That characteristic “itch” after a mosquito bite is a histamine reaction (allergic reaction) to mosquito saliva.

It would be more accurate, and yet take so much longer to say, “A mosquito stabbed me with its proboscis, extracted some blood and deposited some of its saliva!”  It doesn’t exactly roll off the tongue to say it that way.  So, instead we say, “I got a mosquito bite!”

Another interesting fact, only certain species of the thousands out there, and only the females of those species, actually do the “biting.”  Males eat nectar.

 

Fact: Mosquitoes Move Slowly but Travel Far

Not only can a mosquito smell you from 75 feet away, but they may travel great distances during their short lives–some as far as 100 miles away from where they hatched!  Their tiny wings beat as many as 600 times every second!

With all of that smelling and moving and traveling, you might think they could do so quickly. Yet, mosquitoes really only fly between 1 and 1.5 miles per hour.  Considering their body size, that might sound fast, but other occupants of the insect world, like beetles and cockroaches travel much faster.

 

Fact: Better by Nature

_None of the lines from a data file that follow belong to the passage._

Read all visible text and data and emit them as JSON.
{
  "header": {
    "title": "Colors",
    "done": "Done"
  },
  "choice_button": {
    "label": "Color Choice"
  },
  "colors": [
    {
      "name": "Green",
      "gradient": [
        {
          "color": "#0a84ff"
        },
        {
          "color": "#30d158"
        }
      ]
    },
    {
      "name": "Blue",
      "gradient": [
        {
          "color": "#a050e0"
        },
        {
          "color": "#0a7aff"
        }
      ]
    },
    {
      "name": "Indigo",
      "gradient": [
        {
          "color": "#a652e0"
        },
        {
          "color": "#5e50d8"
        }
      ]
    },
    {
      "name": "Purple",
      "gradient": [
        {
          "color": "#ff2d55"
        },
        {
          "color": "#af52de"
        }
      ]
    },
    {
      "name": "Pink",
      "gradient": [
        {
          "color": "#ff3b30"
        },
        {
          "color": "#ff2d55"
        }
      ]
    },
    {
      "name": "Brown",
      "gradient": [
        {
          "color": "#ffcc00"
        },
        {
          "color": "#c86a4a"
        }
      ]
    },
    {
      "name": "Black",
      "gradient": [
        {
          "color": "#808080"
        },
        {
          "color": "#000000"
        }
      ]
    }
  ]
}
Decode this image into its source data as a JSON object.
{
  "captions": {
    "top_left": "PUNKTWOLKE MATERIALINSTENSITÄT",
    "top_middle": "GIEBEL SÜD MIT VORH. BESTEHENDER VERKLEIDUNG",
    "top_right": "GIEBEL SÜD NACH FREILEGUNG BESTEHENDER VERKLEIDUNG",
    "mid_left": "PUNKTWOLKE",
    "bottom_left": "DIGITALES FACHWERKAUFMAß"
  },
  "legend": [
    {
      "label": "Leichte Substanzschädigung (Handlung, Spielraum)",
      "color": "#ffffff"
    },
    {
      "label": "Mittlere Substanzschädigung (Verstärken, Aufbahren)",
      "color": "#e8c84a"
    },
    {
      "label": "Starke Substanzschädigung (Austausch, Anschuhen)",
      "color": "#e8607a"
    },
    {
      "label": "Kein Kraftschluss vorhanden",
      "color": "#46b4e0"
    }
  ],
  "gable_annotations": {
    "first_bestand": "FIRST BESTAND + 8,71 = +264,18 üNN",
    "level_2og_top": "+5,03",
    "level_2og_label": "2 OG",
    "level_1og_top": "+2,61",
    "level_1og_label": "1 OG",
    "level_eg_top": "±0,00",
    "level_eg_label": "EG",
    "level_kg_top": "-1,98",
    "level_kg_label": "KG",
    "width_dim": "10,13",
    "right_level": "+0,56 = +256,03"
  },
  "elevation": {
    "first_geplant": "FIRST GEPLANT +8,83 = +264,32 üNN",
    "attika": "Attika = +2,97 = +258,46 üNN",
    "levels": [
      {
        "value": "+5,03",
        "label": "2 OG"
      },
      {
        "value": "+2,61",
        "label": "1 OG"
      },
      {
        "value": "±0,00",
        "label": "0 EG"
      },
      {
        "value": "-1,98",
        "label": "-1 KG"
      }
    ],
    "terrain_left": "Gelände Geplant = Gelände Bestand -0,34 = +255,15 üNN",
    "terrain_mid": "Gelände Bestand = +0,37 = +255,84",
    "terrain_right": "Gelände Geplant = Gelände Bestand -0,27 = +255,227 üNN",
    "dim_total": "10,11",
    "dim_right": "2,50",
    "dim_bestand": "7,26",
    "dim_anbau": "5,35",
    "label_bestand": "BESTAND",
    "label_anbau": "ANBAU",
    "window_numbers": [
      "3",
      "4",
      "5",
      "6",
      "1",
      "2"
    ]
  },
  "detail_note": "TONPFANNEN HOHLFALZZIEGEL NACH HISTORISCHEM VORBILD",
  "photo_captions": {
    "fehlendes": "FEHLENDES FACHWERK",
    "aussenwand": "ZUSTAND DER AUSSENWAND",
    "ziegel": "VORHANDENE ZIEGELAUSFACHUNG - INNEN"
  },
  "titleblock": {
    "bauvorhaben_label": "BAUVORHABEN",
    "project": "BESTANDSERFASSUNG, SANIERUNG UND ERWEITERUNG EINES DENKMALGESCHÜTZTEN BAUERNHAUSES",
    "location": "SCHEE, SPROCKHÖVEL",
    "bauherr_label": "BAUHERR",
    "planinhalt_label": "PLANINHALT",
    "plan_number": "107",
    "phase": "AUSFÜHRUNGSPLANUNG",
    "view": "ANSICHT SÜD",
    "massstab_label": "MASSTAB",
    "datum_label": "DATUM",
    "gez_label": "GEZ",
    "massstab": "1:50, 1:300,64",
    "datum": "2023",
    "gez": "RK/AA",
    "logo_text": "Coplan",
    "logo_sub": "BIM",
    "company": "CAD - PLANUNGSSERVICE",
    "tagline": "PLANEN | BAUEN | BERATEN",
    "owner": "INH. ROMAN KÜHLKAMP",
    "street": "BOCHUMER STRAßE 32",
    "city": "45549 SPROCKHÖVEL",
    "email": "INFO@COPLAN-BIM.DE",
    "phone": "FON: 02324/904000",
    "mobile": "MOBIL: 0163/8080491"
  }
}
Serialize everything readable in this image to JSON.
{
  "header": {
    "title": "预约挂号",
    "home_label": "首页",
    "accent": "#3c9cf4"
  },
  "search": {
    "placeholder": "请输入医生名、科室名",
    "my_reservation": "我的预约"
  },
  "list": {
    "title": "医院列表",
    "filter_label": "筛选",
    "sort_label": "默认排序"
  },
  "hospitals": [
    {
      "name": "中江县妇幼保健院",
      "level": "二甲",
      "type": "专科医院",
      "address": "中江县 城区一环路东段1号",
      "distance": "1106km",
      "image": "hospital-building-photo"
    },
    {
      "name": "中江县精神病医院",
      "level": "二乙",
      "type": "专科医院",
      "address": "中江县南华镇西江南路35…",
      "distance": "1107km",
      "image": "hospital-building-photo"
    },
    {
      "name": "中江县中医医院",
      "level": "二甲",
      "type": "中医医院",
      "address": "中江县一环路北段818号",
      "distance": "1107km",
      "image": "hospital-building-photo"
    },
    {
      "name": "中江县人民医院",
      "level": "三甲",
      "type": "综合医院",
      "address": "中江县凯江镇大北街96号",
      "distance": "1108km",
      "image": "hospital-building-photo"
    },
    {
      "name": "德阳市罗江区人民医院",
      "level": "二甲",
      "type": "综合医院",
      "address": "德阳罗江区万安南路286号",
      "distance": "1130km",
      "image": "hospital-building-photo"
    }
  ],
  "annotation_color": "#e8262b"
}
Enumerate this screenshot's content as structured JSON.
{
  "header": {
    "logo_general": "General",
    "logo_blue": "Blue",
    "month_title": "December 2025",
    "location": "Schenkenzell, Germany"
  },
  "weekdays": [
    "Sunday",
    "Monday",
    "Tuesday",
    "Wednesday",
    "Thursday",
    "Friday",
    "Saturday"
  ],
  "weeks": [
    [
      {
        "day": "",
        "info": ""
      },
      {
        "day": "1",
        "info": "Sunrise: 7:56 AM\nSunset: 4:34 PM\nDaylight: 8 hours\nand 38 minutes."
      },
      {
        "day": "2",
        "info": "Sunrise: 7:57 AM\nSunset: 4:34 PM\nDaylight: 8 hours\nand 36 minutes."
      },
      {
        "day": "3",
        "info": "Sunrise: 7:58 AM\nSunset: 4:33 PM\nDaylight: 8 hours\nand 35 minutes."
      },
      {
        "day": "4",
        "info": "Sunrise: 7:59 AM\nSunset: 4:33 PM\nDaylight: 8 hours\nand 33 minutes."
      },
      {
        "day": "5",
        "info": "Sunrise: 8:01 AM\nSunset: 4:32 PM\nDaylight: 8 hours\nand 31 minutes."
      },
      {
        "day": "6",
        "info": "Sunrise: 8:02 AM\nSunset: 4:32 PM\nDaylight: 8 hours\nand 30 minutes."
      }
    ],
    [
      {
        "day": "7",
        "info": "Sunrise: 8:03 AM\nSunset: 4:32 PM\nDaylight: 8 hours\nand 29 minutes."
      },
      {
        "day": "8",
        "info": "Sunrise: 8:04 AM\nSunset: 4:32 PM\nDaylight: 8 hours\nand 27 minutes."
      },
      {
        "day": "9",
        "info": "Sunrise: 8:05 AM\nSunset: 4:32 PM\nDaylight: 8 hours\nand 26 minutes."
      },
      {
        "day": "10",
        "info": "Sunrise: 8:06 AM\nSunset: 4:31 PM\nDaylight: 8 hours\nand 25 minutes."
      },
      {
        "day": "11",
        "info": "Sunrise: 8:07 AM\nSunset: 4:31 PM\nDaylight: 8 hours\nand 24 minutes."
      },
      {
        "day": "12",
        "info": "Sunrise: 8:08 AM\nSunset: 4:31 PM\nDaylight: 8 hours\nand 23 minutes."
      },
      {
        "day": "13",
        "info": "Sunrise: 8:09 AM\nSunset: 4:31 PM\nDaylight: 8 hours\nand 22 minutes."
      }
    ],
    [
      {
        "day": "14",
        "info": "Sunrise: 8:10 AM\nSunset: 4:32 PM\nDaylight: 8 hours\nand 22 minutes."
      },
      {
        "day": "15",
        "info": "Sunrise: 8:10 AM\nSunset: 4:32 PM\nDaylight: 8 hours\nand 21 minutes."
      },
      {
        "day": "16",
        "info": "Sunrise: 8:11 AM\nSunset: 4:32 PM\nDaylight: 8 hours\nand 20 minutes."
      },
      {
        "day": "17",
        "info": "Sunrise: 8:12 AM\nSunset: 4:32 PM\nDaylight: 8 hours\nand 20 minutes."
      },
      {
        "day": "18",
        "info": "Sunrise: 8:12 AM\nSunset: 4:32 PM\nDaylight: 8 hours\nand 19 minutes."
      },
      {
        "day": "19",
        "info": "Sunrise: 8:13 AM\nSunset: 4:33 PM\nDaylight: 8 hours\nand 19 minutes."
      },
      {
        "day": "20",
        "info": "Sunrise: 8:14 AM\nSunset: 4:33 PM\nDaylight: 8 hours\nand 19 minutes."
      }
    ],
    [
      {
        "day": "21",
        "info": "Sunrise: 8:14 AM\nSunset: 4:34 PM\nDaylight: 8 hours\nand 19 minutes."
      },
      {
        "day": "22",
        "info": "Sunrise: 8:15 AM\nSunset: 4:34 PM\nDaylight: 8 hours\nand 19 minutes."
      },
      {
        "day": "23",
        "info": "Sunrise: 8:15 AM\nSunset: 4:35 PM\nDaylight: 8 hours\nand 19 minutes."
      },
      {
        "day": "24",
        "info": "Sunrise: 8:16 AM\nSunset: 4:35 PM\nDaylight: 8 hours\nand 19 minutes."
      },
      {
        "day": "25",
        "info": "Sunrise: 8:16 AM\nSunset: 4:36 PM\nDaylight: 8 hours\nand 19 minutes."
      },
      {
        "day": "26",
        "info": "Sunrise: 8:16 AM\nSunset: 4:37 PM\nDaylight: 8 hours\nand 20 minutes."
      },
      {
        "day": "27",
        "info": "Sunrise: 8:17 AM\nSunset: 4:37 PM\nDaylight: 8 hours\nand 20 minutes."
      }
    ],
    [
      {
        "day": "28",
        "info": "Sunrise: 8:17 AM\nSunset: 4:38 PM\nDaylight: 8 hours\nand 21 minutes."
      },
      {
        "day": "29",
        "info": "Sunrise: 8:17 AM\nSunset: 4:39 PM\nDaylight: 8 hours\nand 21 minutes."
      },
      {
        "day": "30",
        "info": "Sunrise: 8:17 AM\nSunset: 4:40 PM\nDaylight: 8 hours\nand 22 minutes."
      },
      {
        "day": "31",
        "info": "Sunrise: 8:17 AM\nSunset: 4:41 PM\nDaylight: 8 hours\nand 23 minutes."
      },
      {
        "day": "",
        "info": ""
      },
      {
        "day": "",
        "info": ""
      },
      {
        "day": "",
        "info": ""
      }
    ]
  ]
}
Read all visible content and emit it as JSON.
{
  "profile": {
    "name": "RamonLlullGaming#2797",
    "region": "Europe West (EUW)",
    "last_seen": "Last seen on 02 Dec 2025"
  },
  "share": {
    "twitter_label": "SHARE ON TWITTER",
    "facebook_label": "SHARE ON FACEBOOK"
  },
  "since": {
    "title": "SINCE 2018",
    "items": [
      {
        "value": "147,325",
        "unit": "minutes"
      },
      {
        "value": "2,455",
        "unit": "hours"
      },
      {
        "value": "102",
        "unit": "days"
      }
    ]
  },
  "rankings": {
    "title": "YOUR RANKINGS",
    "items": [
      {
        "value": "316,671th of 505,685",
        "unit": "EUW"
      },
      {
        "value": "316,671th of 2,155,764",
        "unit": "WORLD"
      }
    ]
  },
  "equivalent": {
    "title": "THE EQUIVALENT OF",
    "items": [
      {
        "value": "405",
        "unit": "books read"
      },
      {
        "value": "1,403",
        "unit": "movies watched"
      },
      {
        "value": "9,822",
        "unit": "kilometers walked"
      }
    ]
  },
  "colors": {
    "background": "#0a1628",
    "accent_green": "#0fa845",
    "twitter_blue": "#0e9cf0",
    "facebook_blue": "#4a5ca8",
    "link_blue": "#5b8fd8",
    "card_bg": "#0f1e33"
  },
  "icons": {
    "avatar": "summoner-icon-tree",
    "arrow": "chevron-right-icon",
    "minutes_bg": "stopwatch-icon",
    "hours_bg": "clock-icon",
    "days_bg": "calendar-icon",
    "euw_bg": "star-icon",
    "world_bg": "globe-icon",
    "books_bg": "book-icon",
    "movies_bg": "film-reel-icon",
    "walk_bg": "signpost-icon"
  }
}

Entomologists help you understand mosquitoes, but Sprinkler Magician helps you get rid of them.  Our innovative repellents are naturally safe and scientifically effective.

 

Contact us to find out how you too can out smart mosquitoes.